[Collected data]
Segment Open

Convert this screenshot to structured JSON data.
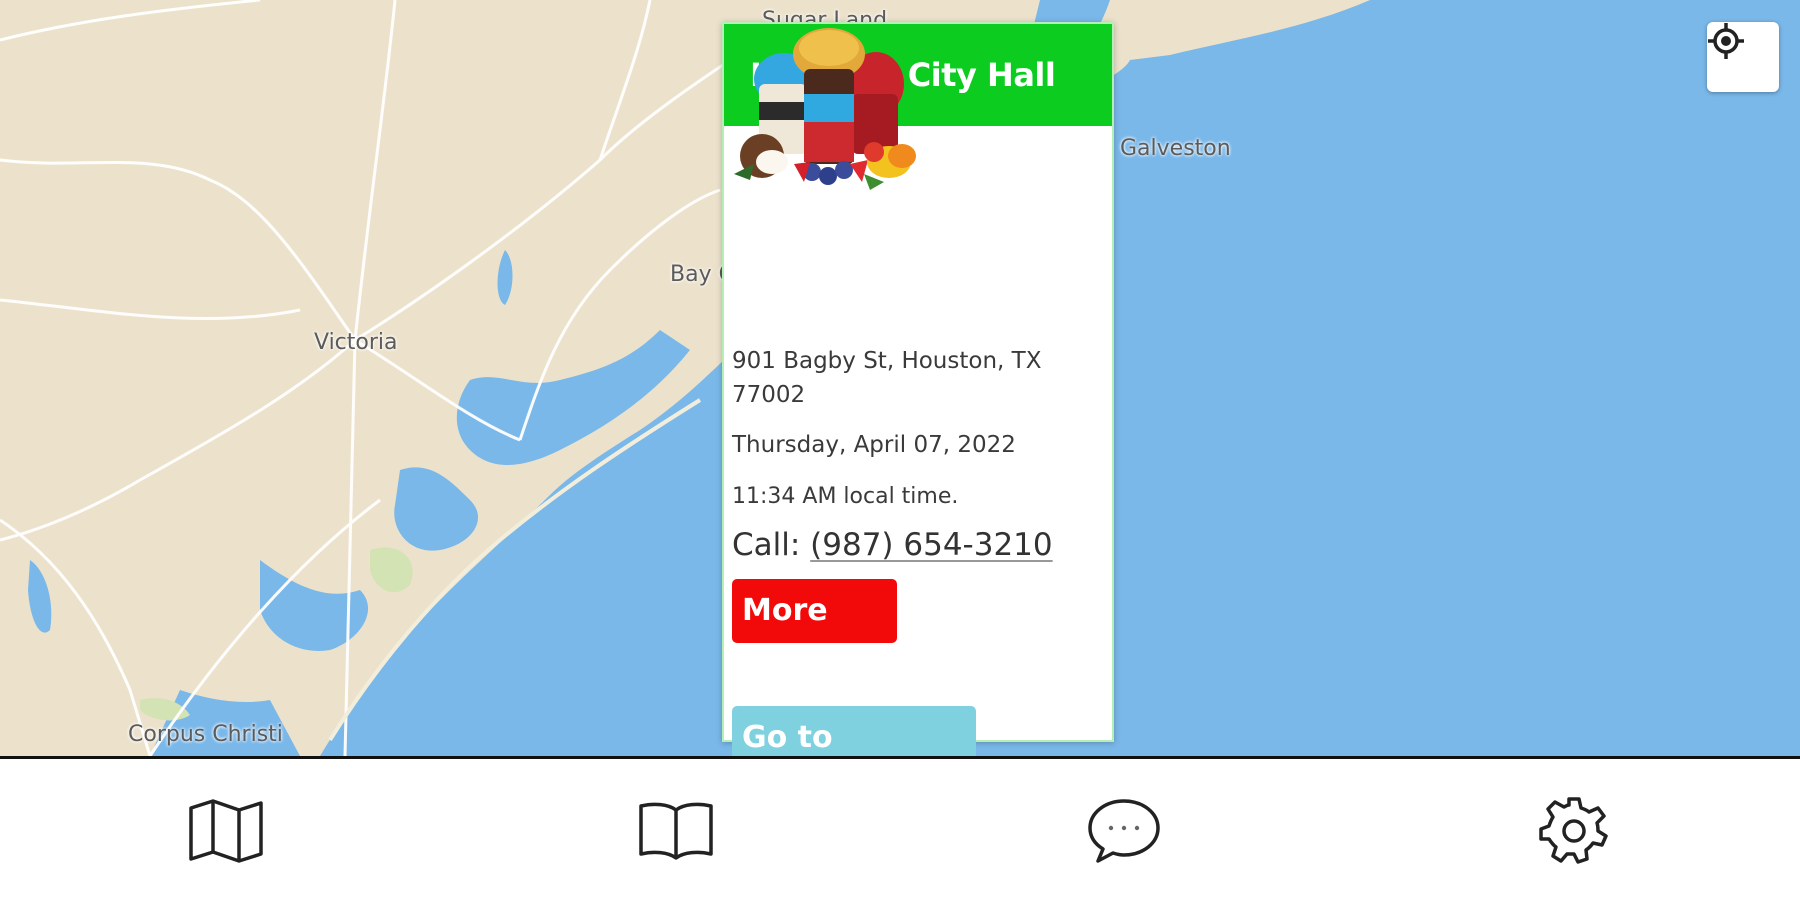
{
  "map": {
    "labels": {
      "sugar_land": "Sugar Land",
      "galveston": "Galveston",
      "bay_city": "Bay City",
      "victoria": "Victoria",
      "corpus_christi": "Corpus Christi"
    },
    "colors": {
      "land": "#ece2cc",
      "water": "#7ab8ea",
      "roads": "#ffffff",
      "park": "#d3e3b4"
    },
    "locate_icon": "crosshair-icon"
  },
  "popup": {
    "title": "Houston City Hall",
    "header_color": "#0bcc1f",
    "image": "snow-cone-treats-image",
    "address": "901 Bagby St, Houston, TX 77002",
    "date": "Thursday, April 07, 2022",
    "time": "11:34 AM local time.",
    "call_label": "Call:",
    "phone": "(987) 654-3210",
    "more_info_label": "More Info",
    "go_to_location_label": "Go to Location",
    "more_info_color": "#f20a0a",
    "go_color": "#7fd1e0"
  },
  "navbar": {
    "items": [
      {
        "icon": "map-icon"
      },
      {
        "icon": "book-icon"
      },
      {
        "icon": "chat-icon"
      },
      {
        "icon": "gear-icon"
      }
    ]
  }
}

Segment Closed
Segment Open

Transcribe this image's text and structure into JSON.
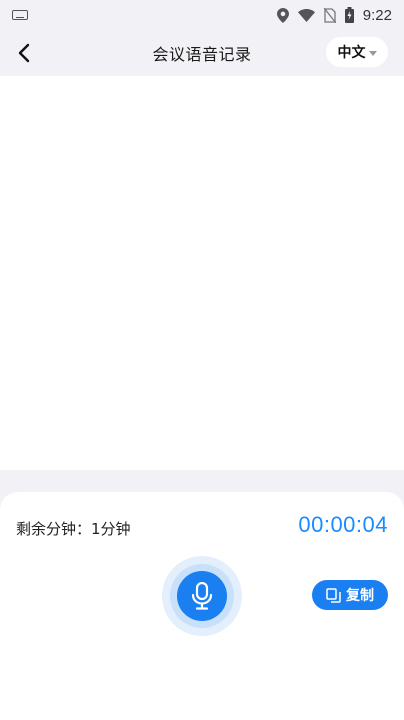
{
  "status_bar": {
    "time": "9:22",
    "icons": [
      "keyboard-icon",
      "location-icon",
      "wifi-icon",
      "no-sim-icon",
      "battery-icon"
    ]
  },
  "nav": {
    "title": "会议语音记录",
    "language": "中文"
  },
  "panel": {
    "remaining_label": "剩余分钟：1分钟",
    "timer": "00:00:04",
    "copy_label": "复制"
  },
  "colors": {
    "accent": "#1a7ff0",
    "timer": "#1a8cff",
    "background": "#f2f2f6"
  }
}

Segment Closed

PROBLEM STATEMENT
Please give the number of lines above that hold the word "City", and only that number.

RESULT OF THE TASK
2